Little words of power, you know them. Words like please (there’s a reason that parents and teachers refer to it as the magic word), or no (a small child’s discovery of self-assertion infuses this little word with considerable physical and emotional energy), or yes (it opens arms and doors). Nothing, however, is more powerful than why – since every why begets another why.
Moms and dads (and children) know that sometimes the only way to stop the next why from popping up like the next pearl on an endless string is the ancient parental reply, “Because I said so.”
Quite often the only good response to why is, “I don’t know,” and occasionally the best reply is to hand it back, “Good question. What do you think the answer might be?”
Why quickly takes us to the heart of things. Why is the sky blue? Why do the stars only shine at night?
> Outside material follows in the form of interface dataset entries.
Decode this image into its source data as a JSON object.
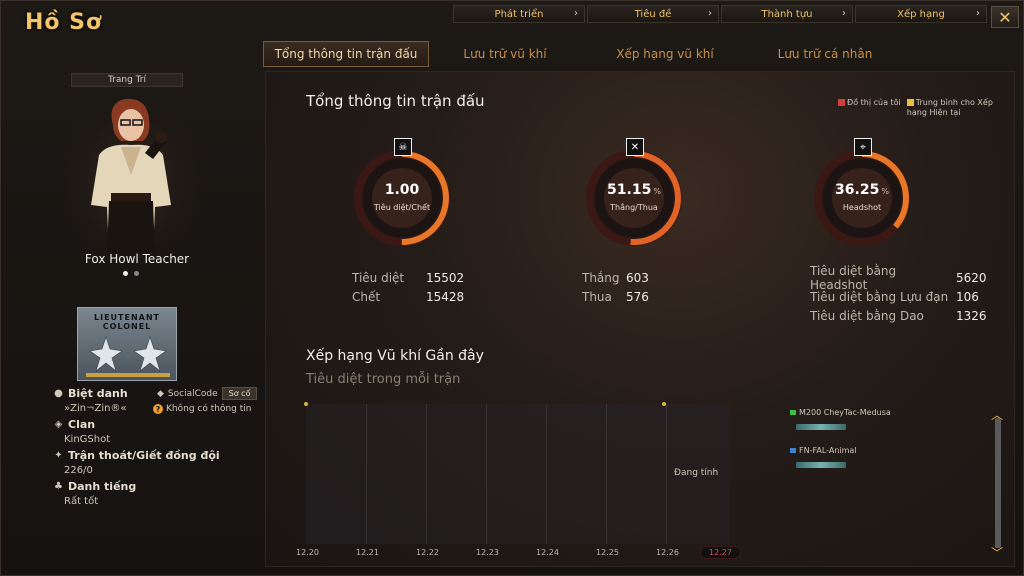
{
  "window": {
    "title": "Hồ Sơ",
    "close_label": "✕"
  },
  "top_nav": [
    {
      "label": "Phát triển"
    },
    {
      "label": "Tiêu đề"
    },
    {
      "label": "Thành tựu"
    },
    {
      "label": "Xếp hạng"
    }
  ],
  "sub_tabs": [
    {
      "label": "Tổng thông tin trận đấu",
      "active": true
    },
    {
      "label": "Lưu trữ vũ khí",
      "active": false
    },
    {
      "label": "Xếp hạng vũ khí",
      "active": false
    },
    {
      "label": "Lưu trữ cá nhân",
      "active": false
    }
  ],
  "profile": {
    "decor_button": "Trang Trí",
    "character_name": "Fox Howl Teacher",
    "rank_text_1": "LIEUTENANT",
    "rank_text_2": "COLONEL",
    "nickname_label": "Biệt danh",
    "nickname_value": "»Zin¬Zin®«",
    "social_code_label": "SocialCode",
    "social_code_button": "Sơ cố",
    "no_info": "Không có thông tin",
    "clan_label": "Clan",
    "clan_value": "KinGShot",
    "escape_label": "Trận thoát/Giết đồng đội",
    "escape_value": "226/0",
    "reputation_label": "Danh tiếng",
    "reputation_value": "Rất tốt"
  },
  "overview": {
    "title": "Tổng thông tin trận đấu",
    "legend_mine": "Đồ thị của tôi",
    "legend_avg": "Trung bình cho Xếp hạng Hiện tại",
    "legend_colors": {
      "mine": "#d04040",
      "avg": "#e8c040"
    },
    "gauges": [
      {
        "value": "1.00",
        "unit": "",
        "label": "Tiêu diệt/Chết",
        "icon": "skull-icon",
        "fraction": 0.5
      },
      {
        "value": "51.15",
        "unit": "%",
        "label": "Thắng/Thua",
        "icon": "crossed-guns-icon",
        "fraction": 0.5115
      },
      {
        "value": "36.25",
        "unit": "%",
        "label": "Headshot",
        "icon": "sniper-icon",
        "fraction": 0.3625
      }
    ],
    "stats_kd": [
      {
        "key": "Tiêu diệt",
        "value": "15502"
      },
      {
        "key": "Chết",
        "value": "15428"
      }
    ],
    "stats_wl": [
      {
        "key": "Thắng",
        "value": "603"
      },
      {
        "key": "Thua",
        "value": "576"
      }
    ],
    "stats_hs": [
      {
        "key": "Tiêu diệt bằng Headshot",
        "value": "5620"
      },
      {
        "key": "Tiêu diệt bằng Lựu đạn",
        "value": "106"
      },
      {
        "key": "Tiêu diệt bằng Dao",
        "value": "1326"
      }
    ]
  },
  "weapon_rank": {
    "title": "Xếp hạng Vũ khí Gần đây",
    "subtitle": "Tiêu diệt trong mỗi trận",
    "calculating": "Đang tính",
    "dates": [
      "12.20",
      "12.21",
      "12.22",
      "12.23",
      "12.24",
      "12.25",
      "12.26",
      "12.27"
    ],
    "active_date": "12.27",
    "legend": [
      {
        "name": "M200 CheyTac-Medusa",
        "color": "#40c040"
      },
      {
        "name": "FN-FAL-Animal",
        "color": "#4080d0"
      }
    ]
  }
}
Why does skin get wrinkly?
And why takes us to the places where we find ourselves completely surrounded by deep mystery. Why do some people suffer more than others? Why does love end? Why is there something rather than nothing?
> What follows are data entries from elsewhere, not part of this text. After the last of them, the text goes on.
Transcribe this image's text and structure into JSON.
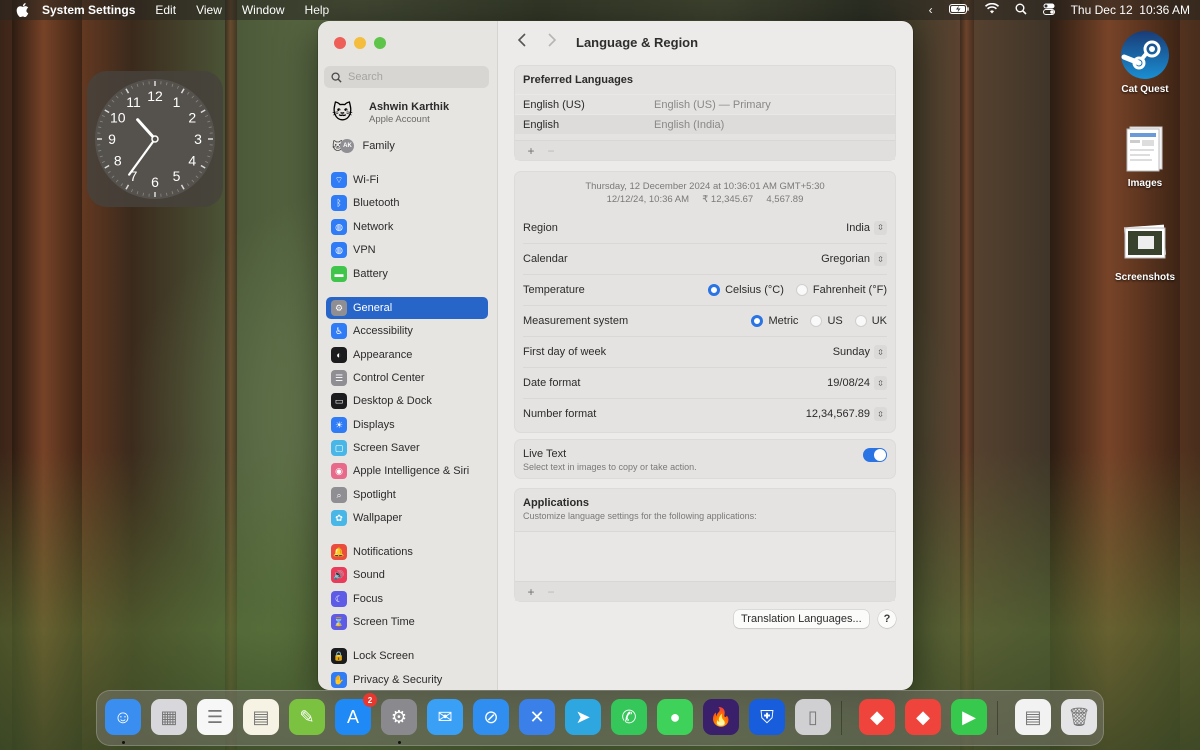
{
  "menubar": {
    "app_name": "System Settings",
    "menus": [
      "Edit",
      "View",
      "Window",
      "Help"
    ],
    "status_icons": [
      "chevron-left-icon",
      "battery-charging-icon",
      "wifi-icon",
      "search-icon",
      "control-center-icon"
    ],
    "datetime": "Thu Dec 12  10:36 AM"
  },
  "clock_widget": {
    "numbers": [
      "12",
      "1",
      "2",
      "3",
      "4",
      "5",
      "6",
      "7",
      "8",
      "9",
      "10",
      "11"
    ],
    "hour": 10,
    "minute": 36
  },
  "desktop_icons": [
    {
      "label": "Cat Quest",
      "icon": "steam-icon"
    },
    {
      "label": "Images",
      "icon": "folder-stack-icon"
    },
    {
      "label": "Screenshots",
      "icon": "screenshot-stack-icon"
    }
  ],
  "window": {
    "search_placeholder": "Search",
    "account": {
      "name": "Ashwin Karthik",
      "subtitle": "Apple Account"
    },
    "family": {
      "label": "Family",
      "initials": "AK"
    },
    "sidebar": [
      {
        "label": "Wi-Fi",
        "icon": "wifi-icon",
        "color": "#2f7cf6"
      },
      {
        "label": "Bluetooth",
        "icon": "bluetooth-icon",
        "color": "#2f7cf6"
      },
      {
        "label": "Network",
        "icon": "globe-icon",
        "color": "#2f7cf6"
      },
      {
        "label": "VPN",
        "icon": "vpn-icon",
        "color": "#2f7cf6"
      },
      {
        "label": "Battery",
        "icon": "battery-icon",
        "color": "#3fc54a"
      },
      {
        "label": "General",
        "icon": "gear-icon",
        "color": "#8e8e93",
        "selected": true
      },
      {
        "label": "Accessibility",
        "icon": "accessibility-icon",
        "color": "#2f7cf6"
      },
      {
        "label": "Appearance",
        "icon": "appearance-icon",
        "color": "#1c1c1e"
      },
      {
        "label": "Control Center",
        "icon": "control-center-icon",
        "color": "#8e8e93"
      },
      {
        "label": "Desktop & Dock",
        "icon": "dock-icon",
        "color": "#1c1c1e"
      },
      {
        "label": "Displays",
        "icon": "sun-icon",
        "color": "#2f7cf6"
      },
      {
        "label": "Screen Saver",
        "icon": "screen-saver-icon",
        "color": "#48b7e8"
      },
      {
        "label": "Apple Intelligence & Siri",
        "icon": "siri-icon",
        "color": "#e86a8a"
      },
      {
        "label": "Spotlight",
        "icon": "spotlight-icon",
        "color": "#8e8e93"
      },
      {
        "label": "Wallpaper",
        "icon": "wallpaper-icon",
        "color": "#48b7e8"
      },
      {
        "label": "Notifications",
        "icon": "bell-icon",
        "color": "#eb4d3d"
      },
      {
        "label": "Sound",
        "icon": "speaker-icon",
        "color": "#eb3b5a"
      },
      {
        "label": "Focus",
        "icon": "moon-icon",
        "color": "#5e5ce6"
      },
      {
        "label": "Screen Time",
        "icon": "hourglass-icon",
        "color": "#5e5ce6"
      },
      {
        "label": "Lock Screen",
        "icon": "lock-icon",
        "color": "#1c1c1e"
      },
      {
        "label": "Privacy & Security",
        "icon": "hand-icon",
        "color": "#2f7cf6"
      }
    ],
    "title": "Language & Region",
    "preferred_languages": {
      "heading": "Preferred Languages",
      "rows": [
        {
          "name": "English (US)",
          "detail": "English (US) — Primary"
        },
        {
          "name": "English",
          "detail": "English (India)"
        }
      ],
      "add": "+",
      "remove": "−"
    },
    "preview": {
      "line1": "Thursday, 12 December 2024 at 10:36:01 AM GMT+5:30",
      "line2": "12/12/24, 10:36 AM     ₹ 12,345.67     4,567.89"
    },
    "settings": {
      "region": {
        "label": "Region",
        "value": "India"
      },
      "calendar": {
        "label": "Calendar",
        "value": "Gregorian"
      },
      "temperature": {
        "label": "Temperature",
        "options": [
          "Celsius (°C)",
          "Fahrenheit (°F)"
        ],
        "selected": "Celsius (°C)"
      },
      "measurement": {
        "label": "Measurement system",
        "options": [
          "Metric",
          "US",
          "UK"
        ],
        "selected": "Metric"
      },
      "first_day": {
        "label": "First day of week",
        "value": "Sunday"
      },
      "date_format": {
        "label": "Date format",
        "value": "19/08/24"
      },
      "number_format": {
        "label": "Number format",
        "value": "12,34,567.89"
      }
    },
    "live_text": {
      "label": "Live Text",
      "description": "Select text in images to copy or take action.",
      "enabled": true
    },
    "applications": {
      "heading": "Applications",
      "description": "Customize language settings for the following applications:",
      "add": "+",
      "remove": "−"
    },
    "translation_button": "Translation Languages...",
    "help_button": "?"
  },
  "dock": {
    "apps": [
      {
        "name": "Finder",
        "icon": "finder-icon",
        "color": "#3a8ef0",
        "running": true
      },
      {
        "name": "Launchpad",
        "icon": "launchpad-icon",
        "color": "#d8d8dc"
      },
      {
        "name": "Reminders",
        "icon": "reminders-icon",
        "color": "#f7f7f7"
      },
      {
        "name": "Notes",
        "icon": "notes-icon",
        "color": "#f6f3e4"
      },
      {
        "name": "Maps Editor",
        "icon": "map-pen-icon",
        "color": "#7cc241"
      },
      {
        "name": "App Store",
        "icon": "app-store-icon",
        "color": "#1f8af5",
        "badge": "2"
      },
      {
        "name": "System Settings",
        "icon": "gear-icon",
        "color": "#8a8a8e",
        "running": true
      },
      {
        "name": "Mail",
        "icon": "mail-icon",
        "color": "#3aa0f5"
      },
      {
        "name": "Safari",
        "icon": "safari-icon",
        "color": "#2f8ef0"
      },
      {
        "name": "NetNewsWire",
        "icon": "satellite-icon",
        "color": "#3a80e8"
      },
      {
        "name": "Telegram",
        "icon": "telegram-icon",
        "color": "#2ea6e0"
      },
      {
        "name": "WhatsApp",
        "icon": "whatsapp-icon",
        "color": "#35c75a"
      },
      {
        "name": "Messages",
        "icon": "messages-icon",
        "color": "#3fd25a"
      },
      {
        "name": "Firefox",
        "icon": "firefox-icon",
        "color": "#3a1f6b"
      },
      {
        "name": "Bitwarden",
        "icon": "bitwarden-icon",
        "color": "#175ddc"
      },
      {
        "name": "iPhone Mirroring",
        "icon": "iphone-icon",
        "color": "#d0d0d2"
      },
      {
        "name": "AnyDesk",
        "icon": "anydesk-icon",
        "color": "#ef443b"
      },
      {
        "name": "AnyDesk",
        "icon": "anydesk-icon",
        "color": "#ef443b"
      },
      {
        "name": "FaceTime",
        "icon": "facetime-icon",
        "color": "#36c94d"
      },
      {
        "name": "Disk Image",
        "icon": "disk-image-icon",
        "color": "#f2f2f2"
      },
      {
        "name": "Trash",
        "icon": "trash-icon",
        "color": "#e4e4e6"
      }
    ]
  }
}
A couple of weeks ago, one of our children raised a beautiful question in Sunday school, “Why did God make us?”
What do you think? Is it because God loves stories? Is it because God needs company? Is it because people are more interesting than other creatures? Are we? Is it because God delights in creatures that ask questions?
Sometime this summer, I will preach a sermon in response to this fine question. I decided to do that the moment Sarah Ligon told me how the question emerged in her group of children one Sunday morning. Later I wondered if there were other questions that hang around the corners of the hallways, waiting to be asked.
Do you have a question you would like me to address one Sunday morning? Would you share it with me? We may have a lovely little series of sermons triggered by when, why, what, who, where and how. Please send me an email or simply leave a comment below, will you?